Inventory methods between IFRS and GAAP differ as well; GAAP has the ability to use First in First Out (FIFO) and Last in First Out (LIFO) while the IFRS method does not allow for the use of LIFO (Forgeas). IFRS principles do not look at LIFO as a precise stream of inventory and lead to the report of flat income (Firm of the Future).
IFRS allows a company to capitalize their developmental cost, however; they must meet specific specifications. The IFRS capitalization allows a company to support depreciation on fixed assets. GAAP does not allow for capitalization and the cost must be expensed in the year they are paid (Firm of the Future).
The acquisition of intangible assets shows why IFRS is looked at as a principle-based method. GAAP looks at intangible assets at their fair value and IFRS only looks at the asset if there is a positive financial outlook for the company (Nguyen). Another key area is discontinuing operations; the disposal of and or sale of company assets. GAAP rules indicate that a business report discontinued operations on their financial statements under two circumstances: a) Resulting elimination – if the asset is sold or disposed of and is completely taken out of company operations, b) continuing involvement – when the asset is completely discarded and there is no other participation by the company concerning the asset. The appearance of these two conditions will require the company to list on the income statement the result of the asset in the present or previous periods; these notations are required to be listed in a discontinued section (Nguyen). IFRS method looks at discontinued operations in a different light. IFRS principles discontinue property based on the following: a) The asset has been sold or discarded. b) The asset is considered a different line of business or another section of operation; the asset is part of a plan to disconnect the line of business in question. IFRS allows for the classification of the investments as “held for sale,” this classification is not available on GAAP. IFRS is also required to issue a discontinued operations section on its income statement (Nguyen).
GAAP and IFRS have differences and similarities but mostly differences. This paper discussed a number of differences. IFRS is used internationally while GAAP is a United States base method of accounting. The differences in the two methods could cause difficulty when trying to compare financial statements of similar companies that use different methods. IFRS tends to use market value and GAAP uses cost when valuing an asset. GAAP has two options within the inventory method; FIFO and LIFO whereas IFRS does not consider LIFO a viable option. Each method looks at intangible assets differently; GAAP has a fair value and IFRS looks for a positive financial outcome. The differences listed above do not represent all of the differences. Of these two methods, one is not better than the other, they are just different.

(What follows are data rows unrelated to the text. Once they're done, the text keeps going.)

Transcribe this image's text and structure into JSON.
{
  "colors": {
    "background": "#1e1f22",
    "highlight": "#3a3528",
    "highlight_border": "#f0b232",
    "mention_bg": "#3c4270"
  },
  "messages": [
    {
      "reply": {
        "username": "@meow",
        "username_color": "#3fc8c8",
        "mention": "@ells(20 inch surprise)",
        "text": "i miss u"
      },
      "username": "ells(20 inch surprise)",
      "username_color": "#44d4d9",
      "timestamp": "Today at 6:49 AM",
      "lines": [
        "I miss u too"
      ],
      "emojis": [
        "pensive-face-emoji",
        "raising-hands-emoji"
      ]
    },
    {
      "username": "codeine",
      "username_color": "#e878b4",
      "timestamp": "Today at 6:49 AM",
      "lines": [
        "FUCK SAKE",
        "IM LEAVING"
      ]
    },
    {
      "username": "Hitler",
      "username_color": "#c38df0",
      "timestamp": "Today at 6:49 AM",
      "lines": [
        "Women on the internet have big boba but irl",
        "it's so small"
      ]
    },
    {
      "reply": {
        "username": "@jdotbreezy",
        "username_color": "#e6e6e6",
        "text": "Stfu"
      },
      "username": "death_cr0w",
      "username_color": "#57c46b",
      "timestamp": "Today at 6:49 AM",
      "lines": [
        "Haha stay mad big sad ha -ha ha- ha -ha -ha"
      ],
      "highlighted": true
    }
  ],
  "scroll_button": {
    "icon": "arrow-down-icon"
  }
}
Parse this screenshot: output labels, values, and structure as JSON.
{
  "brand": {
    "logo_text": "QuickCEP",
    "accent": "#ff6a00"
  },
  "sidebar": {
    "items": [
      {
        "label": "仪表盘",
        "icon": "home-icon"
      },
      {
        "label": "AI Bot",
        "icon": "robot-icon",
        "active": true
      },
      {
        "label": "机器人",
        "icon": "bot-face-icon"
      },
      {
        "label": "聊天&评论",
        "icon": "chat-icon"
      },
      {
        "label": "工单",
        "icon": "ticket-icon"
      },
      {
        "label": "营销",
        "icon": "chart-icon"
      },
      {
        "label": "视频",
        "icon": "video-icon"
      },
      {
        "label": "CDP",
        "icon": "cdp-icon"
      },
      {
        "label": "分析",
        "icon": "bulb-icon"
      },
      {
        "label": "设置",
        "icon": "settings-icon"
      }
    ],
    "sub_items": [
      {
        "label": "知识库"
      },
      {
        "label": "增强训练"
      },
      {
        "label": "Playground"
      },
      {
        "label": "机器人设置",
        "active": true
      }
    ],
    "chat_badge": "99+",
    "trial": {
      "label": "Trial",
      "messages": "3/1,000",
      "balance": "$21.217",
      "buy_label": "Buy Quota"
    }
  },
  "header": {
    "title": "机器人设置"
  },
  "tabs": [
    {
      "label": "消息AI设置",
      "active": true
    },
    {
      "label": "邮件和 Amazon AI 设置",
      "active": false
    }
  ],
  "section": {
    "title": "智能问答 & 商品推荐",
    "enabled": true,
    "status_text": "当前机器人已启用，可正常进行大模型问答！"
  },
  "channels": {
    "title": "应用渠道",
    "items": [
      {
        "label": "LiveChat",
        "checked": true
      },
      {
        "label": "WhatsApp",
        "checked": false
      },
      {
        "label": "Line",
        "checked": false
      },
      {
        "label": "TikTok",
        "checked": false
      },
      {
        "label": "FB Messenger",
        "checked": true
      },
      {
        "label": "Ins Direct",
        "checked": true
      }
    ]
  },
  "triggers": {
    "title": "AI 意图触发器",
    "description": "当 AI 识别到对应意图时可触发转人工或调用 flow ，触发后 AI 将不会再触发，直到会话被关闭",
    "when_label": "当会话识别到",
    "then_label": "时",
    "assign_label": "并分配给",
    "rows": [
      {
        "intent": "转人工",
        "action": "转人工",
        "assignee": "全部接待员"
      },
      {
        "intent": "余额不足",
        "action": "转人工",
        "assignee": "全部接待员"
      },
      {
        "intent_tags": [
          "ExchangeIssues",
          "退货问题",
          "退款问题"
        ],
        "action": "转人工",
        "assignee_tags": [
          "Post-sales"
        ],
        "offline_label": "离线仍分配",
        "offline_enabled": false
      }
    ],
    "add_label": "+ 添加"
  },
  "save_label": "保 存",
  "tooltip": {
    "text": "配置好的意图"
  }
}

“IFRS and GAAP Accounting: Top 10 Differences & Effects on Business.” Intuit, www.firmofthefuture.com/content/top-10-differences-between-ifrs-and-gaap-accounting/.
Forgeas, Remi. “Is IFRS That Different From U.S. GAAP?” AICPA IFRS Resources, 16 June 2008, www.bing.com/cr?IG=FBCEE9CC5A0F474BB4BC87BA74F1A6F1&CID=0CA68156550A638C22AD8AFF54A562F9&rd=1&h=Z2yBfCx6JJJNP9vXX_M-69NUrQszBohrRjQFIaTR1V0&v=1&r=https%3a%2f%2fwww.ifrs.com%2foverview%2fGeneral%2fdifferences.html&p=DevEx,5068.1.
Nguyen, Joseph. “What Are Some of the Key Differences between IFRS and U.S. GAAP?” Investopedia, 23 Mar. 2018, www.investopedia.com/ask/answers/09/ifrs-gaap.asp.
© 2018 Nick Caruso